Data section >>
+++++
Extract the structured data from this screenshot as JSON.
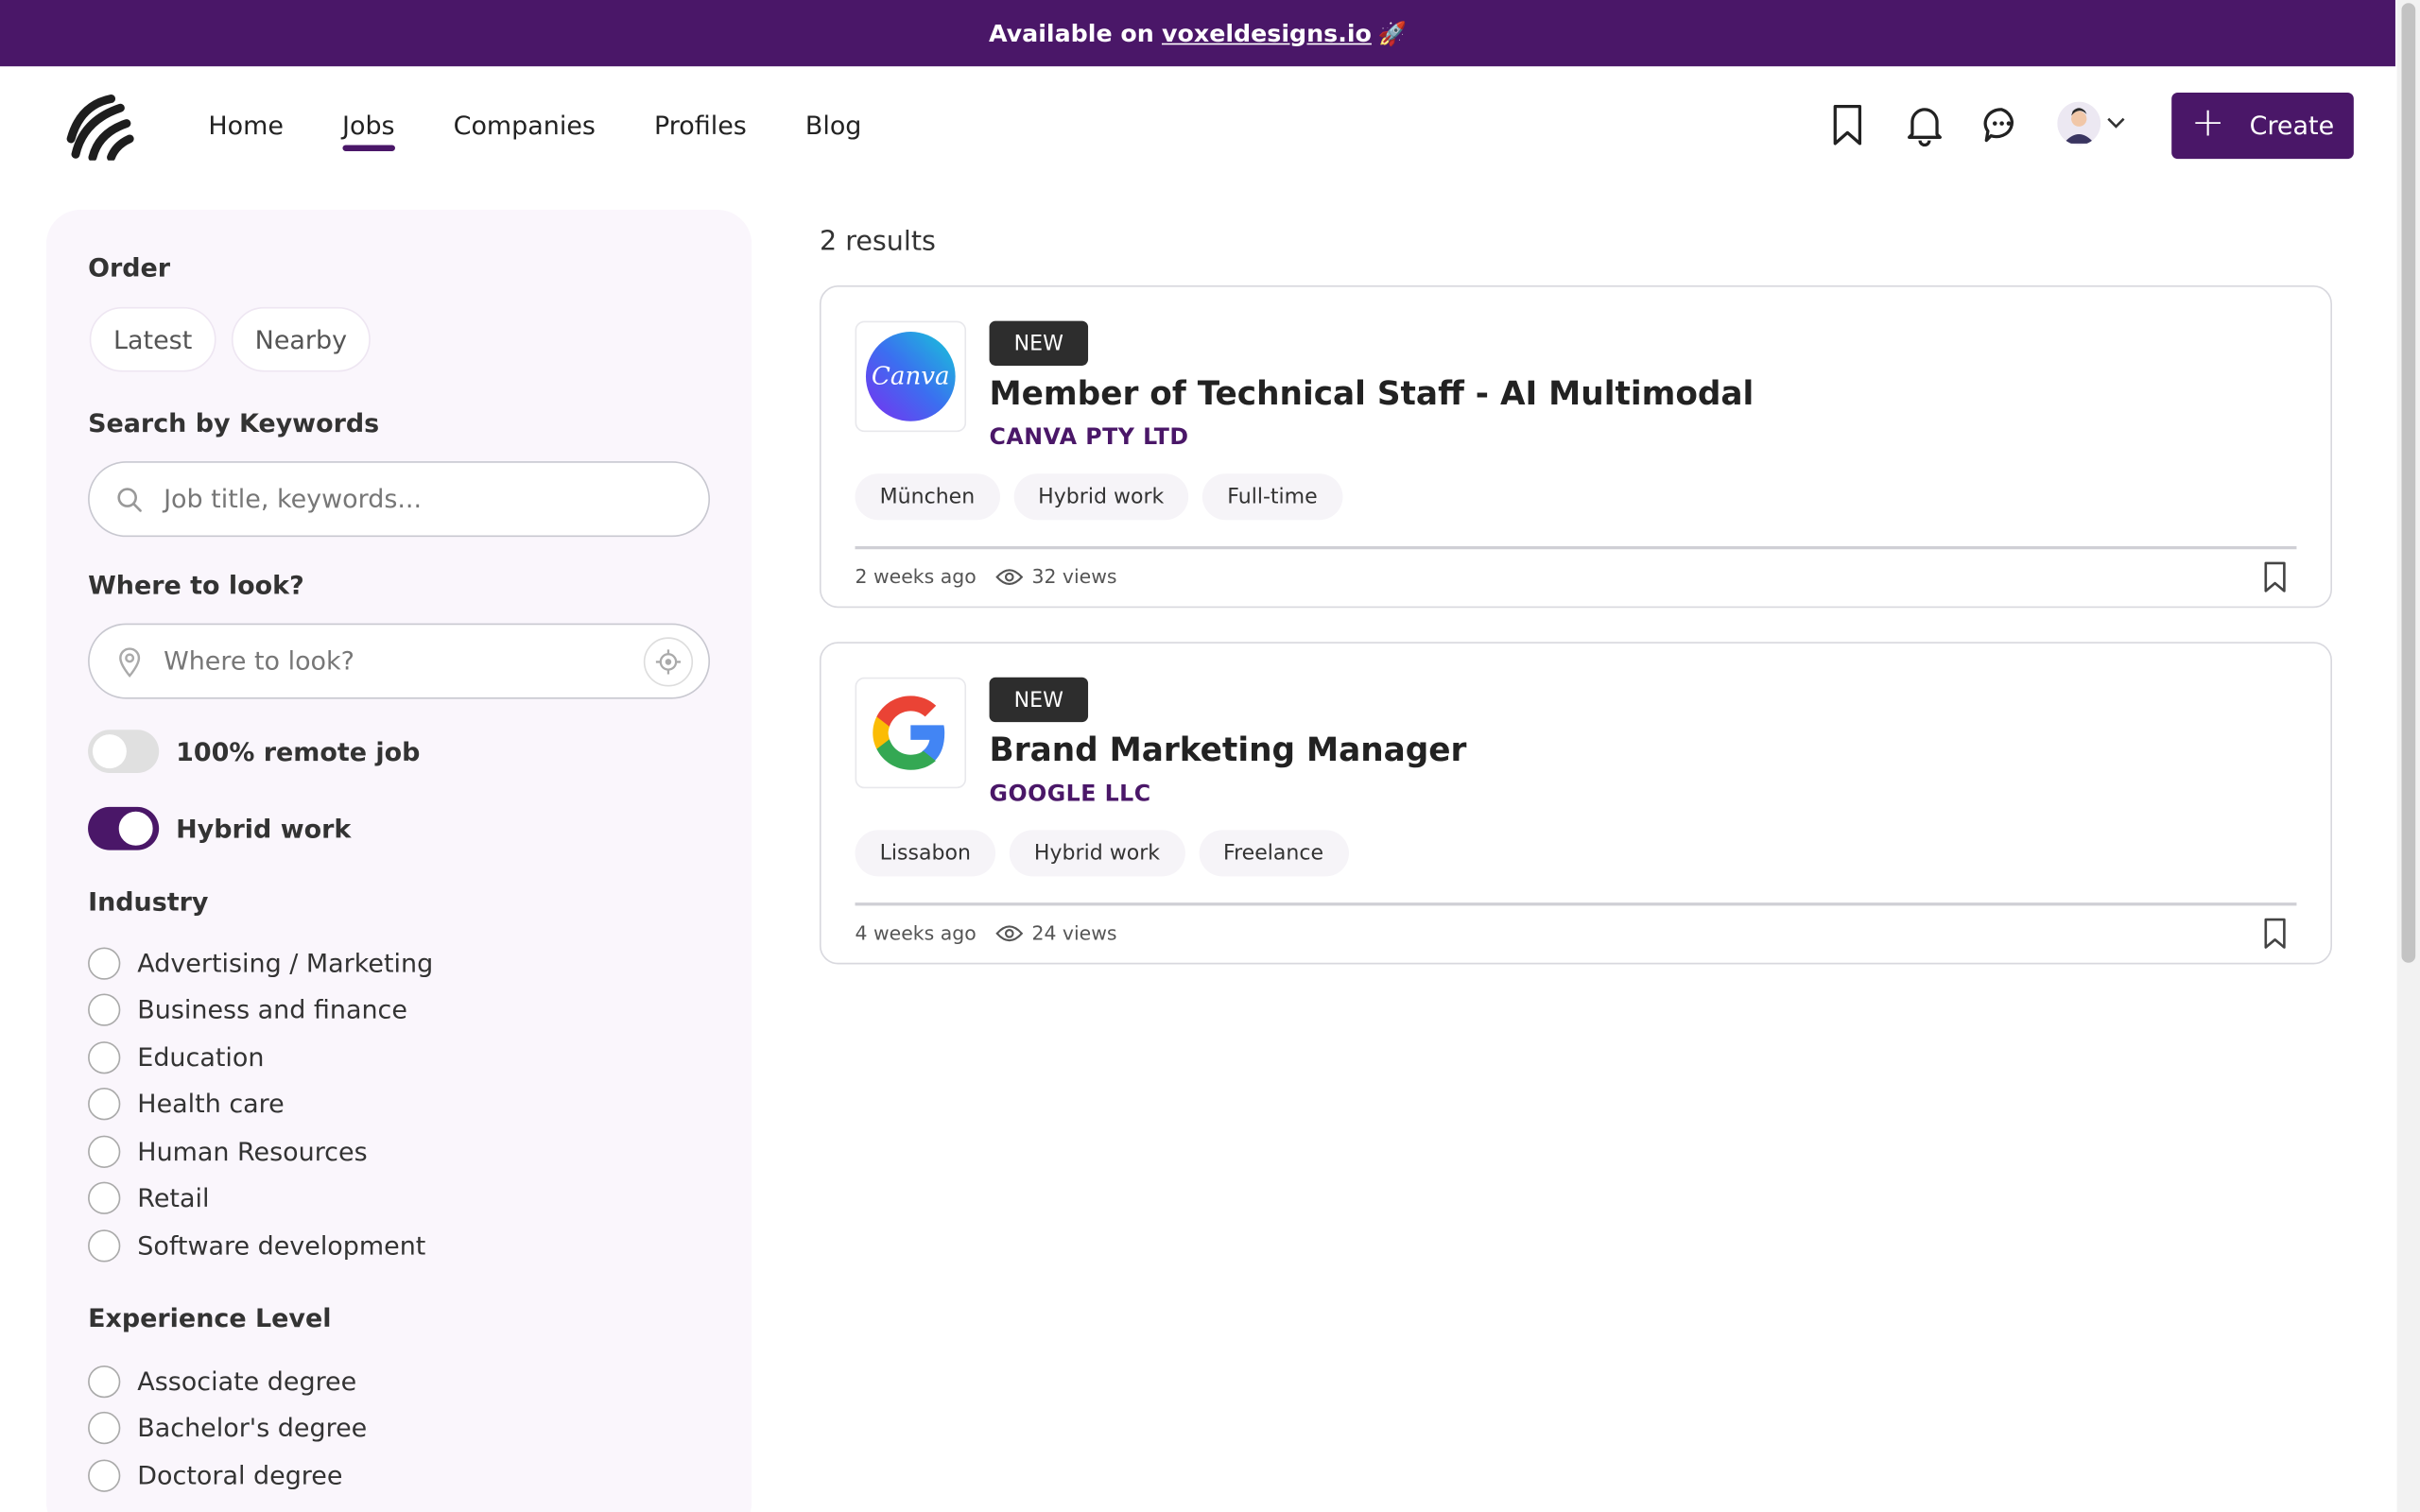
{
  "banner": {
    "text": "Available on",
    "link": "voxeldesigns.io",
    "emoji": "🚀"
  },
  "nav": {
    "items": [
      "Home",
      "Jobs",
      "Companies",
      "Profiles",
      "Blog"
    ],
    "active": "Jobs"
  },
  "header": {
    "create_label": "Create"
  },
  "colors": {
    "brand": "#4a1768",
    "badge": "#2d2d2d"
  },
  "filters": {
    "order_title": "Order",
    "order_options": [
      "Latest",
      "Nearby"
    ],
    "keywords_title": "Search by Keywords",
    "keywords_placeholder": "Job title, keywords...",
    "location_title": "Where to look?",
    "location_placeholder": "Where to look?",
    "remote_label": "100% remote job",
    "remote_on": false,
    "hybrid_label": "Hybrid work",
    "hybrid_on": true,
    "industry_title": "Industry",
    "industries": [
      "Advertising / Marketing",
      "Business and finance",
      "Education",
      "Health care",
      "Human Resources",
      "Retail",
      "Software development"
    ],
    "experience_title": "Experience Level",
    "experience": [
      "Associate degree",
      "Bachelor's degree",
      "Doctoral degree"
    ]
  },
  "results": {
    "count_label": "2 results",
    "jobs": [
      {
        "badge": "NEW",
        "title": "Member of Technical Staff - AI Multimodal",
        "company": "CANVA PTY LTD",
        "logo": "Canva",
        "tags": [
          "München",
          "Hybrid work",
          "Full-time"
        ],
        "posted": "2 weeks ago",
        "views": "32 views"
      },
      {
        "badge": "NEW",
        "title": "Brand Marketing Manager",
        "company": "GOOGLE LLC",
        "logo": "google-logo",
        "tags": [
          "Lissabon",
          "Hybrid work",
          "Freelance"
        ],
        "posted": "4 weeks ago",
        "views": "24 views"
      }
    ]
  }
}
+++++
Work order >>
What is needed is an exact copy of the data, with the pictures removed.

Solution to this exercise >>
Extract the structured data from this screenshot as JSON.
{
  "banner": {
    "text": "Available on",
    "link": "voxeldesigns.io",
    "emoji": "🚀"
  },
  "nav": {
    "items": [
      "Home",
      "Jobs",
      "Companies",
      "Profiles",
      "Blog"
    ],
    "active": "Jobs"
  },
  "header": {
    "create_label": "Create"
  },
  "colors": {
    "brand": "#4a1768",
    "badge": "#2d2d2d"
  },
  "filters": {
    "order_title": "Order",
    "order_options": [
      "Latest",
      "Nearby"
    ],
    "keywords_title": "Search by Keywords",
    "keywords_placeholder": "Job title, keywords...",
    "location_title": "Where to look?",
    "location_placeholder": "Where to look?",
    "remote_label": "100% remote job",
    "remote_on": false,
    "hybrid_label": "Hybrid work",
    "hybrid_on": true,
    "industry_title": "Industry",
    "industries": [
      "Advertising / Marketing",
      "Business and finance",
      "Education",
      "Health care",
      "Human Resources",
      "Retail",
      "Software development"
    ],
    "experience_title": "Experience Level",
    "experience": [
      "Associate degree",
      "Bachelor's degree",
      "Doctoral degree"
    ]
  },
  "results": {
    "count_label": "2 results",
    "jobs": [
      {
        "badge": "NEW",
        "title": "Member of Technical Staff - AI Multimodal",
        "company": "CANVA PTY LTD",
        "logo": "Canva",
        "tags": [
          "München",
          "Hybrid work",
          "Full-time"
        ],
        "posted": "2 weeks ago",
        "views": "32 views"
      },
      {
        "badge": "NEW",
        "title": "Brand Marketing Manager",
        "company": "GOOGLE LLC",
        "logo": "google-logo",
        "tags": [
          "Lissabon",
          "Hybrid work",
          "Freelance"
        ],
        "posted": "4 weeks ago",
        "views": "24 views"
      }
    ]
  }
}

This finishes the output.